Perfect does mean no personality(?)…
As I mentioned in previous article, the Leica M8 has the problem that generate the enormity of the
photographers as soon as came out. A large amount of unfiltered infrared light pour into the sensor,
cause ugly color shift. The effect is not the same in all subject, for example it is hard to notice
abnomarlity in landscape but materials with textures, fabrics or cloth shows very serious effect.
The color of the original clothes. Taken with Sony A7 II.
Taken by Leica M8 without UR/IR filter. The black color comes out in purplish purple.
There are only two models that can transmit infrared light to the sensor: Kodak DCS 460 and Leica M8.
Actually the infrared cut filter attached to the front of the sensor, but it is too thin to block IR thoroughly.
Infrared wavelengths mainly affect the red pixels of the sensor, causing a strange color drift.
Leitz would have known about this problem on the Kodak DCS 460, but why they did it again?
I think they struggled with M body’s thickness which is about half of typical DSLR to install digital sensor
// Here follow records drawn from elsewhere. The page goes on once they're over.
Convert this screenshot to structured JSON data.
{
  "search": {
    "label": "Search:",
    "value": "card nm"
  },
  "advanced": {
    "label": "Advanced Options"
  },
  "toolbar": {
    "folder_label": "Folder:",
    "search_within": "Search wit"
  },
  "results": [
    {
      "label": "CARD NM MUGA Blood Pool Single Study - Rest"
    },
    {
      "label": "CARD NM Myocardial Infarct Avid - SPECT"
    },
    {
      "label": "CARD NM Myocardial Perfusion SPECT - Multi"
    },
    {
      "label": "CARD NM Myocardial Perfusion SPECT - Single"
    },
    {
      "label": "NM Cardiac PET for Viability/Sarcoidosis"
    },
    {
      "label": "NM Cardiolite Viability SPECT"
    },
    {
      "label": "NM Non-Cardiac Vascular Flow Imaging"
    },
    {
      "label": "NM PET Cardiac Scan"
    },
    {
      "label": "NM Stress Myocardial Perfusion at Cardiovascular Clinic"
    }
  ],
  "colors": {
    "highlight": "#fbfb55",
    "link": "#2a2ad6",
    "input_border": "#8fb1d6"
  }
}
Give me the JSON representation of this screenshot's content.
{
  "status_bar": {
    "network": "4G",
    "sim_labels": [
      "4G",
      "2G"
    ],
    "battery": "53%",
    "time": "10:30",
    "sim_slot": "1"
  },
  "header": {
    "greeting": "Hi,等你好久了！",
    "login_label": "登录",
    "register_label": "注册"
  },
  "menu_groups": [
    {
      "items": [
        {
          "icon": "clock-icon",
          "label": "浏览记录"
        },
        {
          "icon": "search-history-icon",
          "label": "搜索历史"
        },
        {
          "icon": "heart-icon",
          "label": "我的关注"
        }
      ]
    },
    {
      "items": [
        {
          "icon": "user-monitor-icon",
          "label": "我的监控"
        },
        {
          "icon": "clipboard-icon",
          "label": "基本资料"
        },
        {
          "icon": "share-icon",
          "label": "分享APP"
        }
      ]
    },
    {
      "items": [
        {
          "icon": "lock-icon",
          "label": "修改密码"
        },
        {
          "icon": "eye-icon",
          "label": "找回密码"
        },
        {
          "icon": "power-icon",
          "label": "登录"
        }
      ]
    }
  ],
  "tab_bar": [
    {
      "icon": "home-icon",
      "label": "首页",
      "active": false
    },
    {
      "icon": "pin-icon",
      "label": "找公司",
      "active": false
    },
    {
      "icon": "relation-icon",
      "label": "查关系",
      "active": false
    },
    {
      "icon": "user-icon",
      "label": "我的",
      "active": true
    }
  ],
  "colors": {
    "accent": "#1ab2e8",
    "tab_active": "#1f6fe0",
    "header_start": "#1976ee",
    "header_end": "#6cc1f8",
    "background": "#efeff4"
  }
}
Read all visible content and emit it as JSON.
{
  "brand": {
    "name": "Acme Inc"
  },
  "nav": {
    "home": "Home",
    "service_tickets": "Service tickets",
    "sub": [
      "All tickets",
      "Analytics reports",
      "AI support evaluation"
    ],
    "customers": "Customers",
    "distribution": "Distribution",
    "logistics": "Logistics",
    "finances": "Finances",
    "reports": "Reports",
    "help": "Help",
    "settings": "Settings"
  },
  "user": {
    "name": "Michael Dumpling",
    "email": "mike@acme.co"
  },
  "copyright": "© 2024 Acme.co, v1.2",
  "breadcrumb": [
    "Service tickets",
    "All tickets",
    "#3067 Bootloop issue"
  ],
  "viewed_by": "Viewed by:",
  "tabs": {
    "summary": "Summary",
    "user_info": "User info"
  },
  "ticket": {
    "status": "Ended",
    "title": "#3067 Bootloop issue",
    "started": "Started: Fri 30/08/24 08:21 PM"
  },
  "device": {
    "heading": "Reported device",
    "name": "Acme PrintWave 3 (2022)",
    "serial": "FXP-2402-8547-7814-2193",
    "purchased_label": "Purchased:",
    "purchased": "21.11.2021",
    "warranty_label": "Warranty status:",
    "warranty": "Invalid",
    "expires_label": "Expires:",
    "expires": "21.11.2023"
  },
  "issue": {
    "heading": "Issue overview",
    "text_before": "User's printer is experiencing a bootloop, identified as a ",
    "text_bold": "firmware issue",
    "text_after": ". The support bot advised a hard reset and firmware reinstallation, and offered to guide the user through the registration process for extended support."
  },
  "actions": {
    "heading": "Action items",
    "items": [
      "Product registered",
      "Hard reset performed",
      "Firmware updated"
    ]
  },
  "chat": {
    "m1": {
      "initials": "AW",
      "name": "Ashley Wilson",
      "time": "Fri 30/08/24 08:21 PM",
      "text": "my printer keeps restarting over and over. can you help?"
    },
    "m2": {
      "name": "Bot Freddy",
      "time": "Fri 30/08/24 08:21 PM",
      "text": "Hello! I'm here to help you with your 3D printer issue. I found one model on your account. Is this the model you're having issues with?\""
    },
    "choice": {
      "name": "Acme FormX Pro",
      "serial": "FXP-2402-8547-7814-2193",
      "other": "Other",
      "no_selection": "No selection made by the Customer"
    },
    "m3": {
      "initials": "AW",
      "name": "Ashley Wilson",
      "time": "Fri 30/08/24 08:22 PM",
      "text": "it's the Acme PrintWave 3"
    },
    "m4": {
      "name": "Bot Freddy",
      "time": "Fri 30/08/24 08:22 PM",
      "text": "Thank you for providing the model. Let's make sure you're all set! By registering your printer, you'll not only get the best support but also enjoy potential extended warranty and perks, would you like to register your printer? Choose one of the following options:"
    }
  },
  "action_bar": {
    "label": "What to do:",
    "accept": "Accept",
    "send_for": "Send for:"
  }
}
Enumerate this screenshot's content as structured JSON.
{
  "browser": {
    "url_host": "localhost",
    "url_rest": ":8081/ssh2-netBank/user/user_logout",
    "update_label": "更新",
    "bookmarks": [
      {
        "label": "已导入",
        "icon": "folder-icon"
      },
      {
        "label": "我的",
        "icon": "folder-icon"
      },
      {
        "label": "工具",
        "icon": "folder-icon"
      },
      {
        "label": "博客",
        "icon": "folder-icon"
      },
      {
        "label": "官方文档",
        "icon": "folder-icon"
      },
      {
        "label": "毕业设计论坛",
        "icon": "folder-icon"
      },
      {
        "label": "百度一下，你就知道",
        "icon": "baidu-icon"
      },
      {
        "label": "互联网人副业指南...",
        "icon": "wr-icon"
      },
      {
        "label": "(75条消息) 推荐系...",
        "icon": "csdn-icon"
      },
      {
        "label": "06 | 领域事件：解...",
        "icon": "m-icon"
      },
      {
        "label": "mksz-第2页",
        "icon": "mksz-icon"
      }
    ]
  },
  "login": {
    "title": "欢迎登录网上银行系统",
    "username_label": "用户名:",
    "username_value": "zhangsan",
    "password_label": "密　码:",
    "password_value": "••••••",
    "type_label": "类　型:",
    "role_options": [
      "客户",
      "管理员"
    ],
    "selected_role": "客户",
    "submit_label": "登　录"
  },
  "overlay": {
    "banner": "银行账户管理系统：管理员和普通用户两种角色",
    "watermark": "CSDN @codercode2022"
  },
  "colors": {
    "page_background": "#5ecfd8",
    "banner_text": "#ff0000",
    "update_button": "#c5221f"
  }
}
& manage aerial image on top of it.
(* Nikon DSLR lens flange = 46.5mm, Leica M lens flange = 27.8mm)
As the Leica M body is thin, the lens is attached close to the sensor, and the peripheral image quality
deteriorates severely. In film, even if light enters at an oblique angle it does not matter to make image.
However the image sensor has the pixels contained in a well structure, so when the light comes in
an angle, it fails to react properly.
In addition, when a thick infrared cut filter attached, the refraction of the incident light becomes worse,
the peripheral image quality degrades severely. To make it work in Digital M camera (M8 is the first digital M),
Leitz has to use the IR filter as thin as possible.
Real problem was they should announce this fact to users.
“Leica M8 should use the infrared filter in front of the lens” and explain the reason, such an technical difficulty
and the efforts of Leitz to overcome it. Then users accepted, I believe, the Leica M8 as ‘very special breed’ of its kind.
I do not know at any stage of planning, designing & marketing that this promotion is missing, but the M8 was released
without any pre-condition or notification for users at the end.
The chaos that followed just as well known.
During several months, frustrated users complaint and debate at forums. Leitz did no response, then officially deny
and finally agree to give two UV / IR filters (the “infrared cut filter”) who bought M8 in worldwide to settle down the case.
Is excessive infrared a personality?
The color shift in the color photograph is in best case unexpected surprise, or ugly deformation for most of users.
Occasionally it looks better than the original color (especially in night-time photographs), but the effect cannot be
controlled or managed by photographer, it is just a lucky shot.
In Black and White photographs, it does not bad at all because there is extra room to control BW tone and gradation.
When purple-shifted-black converted to BW, it turns into grey with fully reserved details. In Lightroom or Photoshop,
there is a knob to make the gray darker or brighter selectively based on original color which is impossible in
non-shifted-black. (see the blue part in the picture below)
Another characteristic is extra bright skin tone and the glow effect around highlight. In infrared photography,
the skin exposed to sunlight shines brightly. M8 generates an image made from visible light and add infrared
effect on it. Even though it is not exaggerated like a real infrared photo, it still boost skin tone pleasingly.
The digital cameras in these days are next to perfect. As such, this blend or that blend produces
the all the same perfect images. But the Leica M8 is far from a perfect model. Remember it was
the first ever digital M, and a lot of struggles gone through or compromised.
Now it works Hybrid, if you want a typical digital photo, you can put a UV / IR filter in front of the lens.
If you are tired of too-much-clean digital image, and looking for a rougher Tri-X film look (plus some
hint of HIE film) you can try the picture without the filter. Or even try to block half of visible light (B, G)
and use only R & IR to expose imager.
Unintentionally and unexpectedly Leica M8 become special tool for photographer trying new things 🙂
* The image degradation of peripherals has been solved by designing the position of micro-prism
of pixels to be shifted inward toward the periphery when M9 released, and thick IR filter has been
used that completely blocks the infrared rays since then….
** Very unique camera, Leica M8 (#1)